The industry in New Zealand continues to pursue its due diligence, undertaking regular site visits and inspecting facilities and working conditions on the ground and regularly obtaining information from the supplier on employment and local investment.
The fertiliser industry in New Zealand is operating within UN expectations. We are comfortable both legally and ethically with sourcing phosphate rock from Phosboucraa.
Phosphate rock from the Western Sahara is a strategically crucial input for New Zealand's agricultural production and food exports .
Given that the territory's political status is undecided, the industry has closely followed UN guidance on the issue.
The UN has a clear position about the use of resources in non-self-governing territories. The UN's view is that there should be a clear benefit to the local population from any use of natural resources and the mine at Phosboucraa continues to demonstrate this is the case.
The industry receives on-going challenges from a number of protesters who have concerns on the use of the rock. While all parties seek a solution, the protestors don't appear to consider the risk of ceasing trade to the livelihoods of the Saharawi who are employed by OCP. It is not clear how the loss of jobs in a volatile part of the world would progress the issue of Western Sahara's political status .
The right place to reach any kind of solution for such a complex geopolitical issue is through the UN.
The industry joins others in encouraging all governments, including our own, to push the UN for progress on this stalemate.
New Zealand imports less than a quarter of the phosphate rock produced from the mine at Boucraa. Phosphate rock is exported from Western Sahara to Japan, China, South America and India.
In January 2019, the European Union approved EU-Morocco trade agreements related to agricultural and fisheries products to explicitly extend trade preferences to goods coming from Western Sahara. A key consideration in extending this trade agreement was consideration of the beneficial impact of the trade on Western Sahara, as a contributor to social and economic development through support for creation of infrastructure, employment, extension of health and education services.

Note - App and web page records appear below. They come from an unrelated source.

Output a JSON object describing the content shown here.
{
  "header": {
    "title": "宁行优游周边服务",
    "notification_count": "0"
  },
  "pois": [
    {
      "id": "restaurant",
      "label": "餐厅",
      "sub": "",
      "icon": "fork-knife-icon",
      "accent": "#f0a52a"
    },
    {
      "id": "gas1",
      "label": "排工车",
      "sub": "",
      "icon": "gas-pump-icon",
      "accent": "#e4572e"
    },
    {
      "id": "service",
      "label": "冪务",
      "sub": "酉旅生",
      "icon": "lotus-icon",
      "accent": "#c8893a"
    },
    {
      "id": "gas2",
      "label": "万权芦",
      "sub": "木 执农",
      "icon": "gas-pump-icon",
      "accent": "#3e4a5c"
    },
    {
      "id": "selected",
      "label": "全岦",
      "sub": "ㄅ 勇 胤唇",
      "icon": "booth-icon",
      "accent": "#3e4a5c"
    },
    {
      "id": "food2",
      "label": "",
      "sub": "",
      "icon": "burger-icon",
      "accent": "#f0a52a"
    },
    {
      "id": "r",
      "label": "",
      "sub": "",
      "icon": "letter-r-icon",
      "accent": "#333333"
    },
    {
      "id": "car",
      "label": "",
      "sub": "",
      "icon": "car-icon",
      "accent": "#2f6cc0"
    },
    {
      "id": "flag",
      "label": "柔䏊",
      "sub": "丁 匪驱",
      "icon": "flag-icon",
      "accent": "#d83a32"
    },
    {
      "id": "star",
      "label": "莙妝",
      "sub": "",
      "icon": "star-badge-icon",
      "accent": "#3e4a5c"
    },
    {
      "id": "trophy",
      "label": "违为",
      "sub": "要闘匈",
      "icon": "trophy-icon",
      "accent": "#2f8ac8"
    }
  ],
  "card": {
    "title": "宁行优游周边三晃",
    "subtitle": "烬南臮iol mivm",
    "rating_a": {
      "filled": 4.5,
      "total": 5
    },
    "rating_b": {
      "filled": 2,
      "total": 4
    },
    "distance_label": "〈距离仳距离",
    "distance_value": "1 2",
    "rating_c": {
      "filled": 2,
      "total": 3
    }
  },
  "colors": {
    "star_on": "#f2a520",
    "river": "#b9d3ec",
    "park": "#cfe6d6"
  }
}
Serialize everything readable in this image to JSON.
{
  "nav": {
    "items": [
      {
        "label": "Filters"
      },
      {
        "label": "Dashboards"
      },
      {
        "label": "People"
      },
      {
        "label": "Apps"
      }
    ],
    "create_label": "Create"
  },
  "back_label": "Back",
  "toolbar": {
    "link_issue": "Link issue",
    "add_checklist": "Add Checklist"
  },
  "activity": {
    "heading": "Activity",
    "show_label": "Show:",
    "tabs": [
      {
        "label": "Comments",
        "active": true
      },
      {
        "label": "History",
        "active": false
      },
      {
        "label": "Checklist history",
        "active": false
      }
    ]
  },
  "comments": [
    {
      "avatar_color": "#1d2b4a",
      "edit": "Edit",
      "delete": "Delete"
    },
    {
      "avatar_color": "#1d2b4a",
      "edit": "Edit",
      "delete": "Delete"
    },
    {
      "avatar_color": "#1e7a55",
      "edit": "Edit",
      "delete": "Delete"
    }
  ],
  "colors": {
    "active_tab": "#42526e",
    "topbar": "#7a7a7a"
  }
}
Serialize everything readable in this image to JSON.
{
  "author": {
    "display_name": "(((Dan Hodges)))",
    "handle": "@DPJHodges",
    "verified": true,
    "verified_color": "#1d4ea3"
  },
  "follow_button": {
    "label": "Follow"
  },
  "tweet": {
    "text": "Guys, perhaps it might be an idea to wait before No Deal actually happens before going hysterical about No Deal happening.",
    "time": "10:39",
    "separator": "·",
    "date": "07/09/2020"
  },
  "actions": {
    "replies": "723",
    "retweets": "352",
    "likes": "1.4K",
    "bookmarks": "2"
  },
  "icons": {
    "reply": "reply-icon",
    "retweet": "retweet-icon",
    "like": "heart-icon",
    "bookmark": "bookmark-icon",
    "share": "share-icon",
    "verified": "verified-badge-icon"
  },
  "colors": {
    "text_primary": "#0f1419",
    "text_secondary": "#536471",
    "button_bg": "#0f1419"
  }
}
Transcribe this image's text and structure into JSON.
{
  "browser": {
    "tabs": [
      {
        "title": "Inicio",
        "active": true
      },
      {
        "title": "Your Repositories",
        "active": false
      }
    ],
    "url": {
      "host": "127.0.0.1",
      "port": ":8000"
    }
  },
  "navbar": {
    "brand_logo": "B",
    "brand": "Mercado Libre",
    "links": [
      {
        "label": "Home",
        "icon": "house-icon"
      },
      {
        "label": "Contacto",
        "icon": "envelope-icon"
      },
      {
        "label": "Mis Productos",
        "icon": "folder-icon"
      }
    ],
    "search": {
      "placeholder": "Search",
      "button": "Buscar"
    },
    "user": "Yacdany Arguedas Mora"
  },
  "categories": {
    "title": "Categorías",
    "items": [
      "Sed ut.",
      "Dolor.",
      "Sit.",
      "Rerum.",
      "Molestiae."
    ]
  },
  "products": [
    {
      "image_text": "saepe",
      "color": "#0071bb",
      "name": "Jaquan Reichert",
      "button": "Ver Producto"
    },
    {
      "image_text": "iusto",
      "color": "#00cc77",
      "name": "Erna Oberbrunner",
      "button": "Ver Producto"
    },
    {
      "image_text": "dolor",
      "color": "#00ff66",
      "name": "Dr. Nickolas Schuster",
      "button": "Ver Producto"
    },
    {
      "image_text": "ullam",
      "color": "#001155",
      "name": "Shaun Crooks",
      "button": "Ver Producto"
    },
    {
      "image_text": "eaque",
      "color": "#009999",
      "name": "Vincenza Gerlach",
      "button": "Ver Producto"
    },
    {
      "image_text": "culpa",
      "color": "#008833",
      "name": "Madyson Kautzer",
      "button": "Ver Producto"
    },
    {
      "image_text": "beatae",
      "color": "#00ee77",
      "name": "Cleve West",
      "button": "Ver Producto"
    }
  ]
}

Morocco is a stable country in an otherwise volatile region. It is promoted by NZTE as the easiest country to do business with in North Africa. NZ exports to Morocco were worth over $300m across 5 years.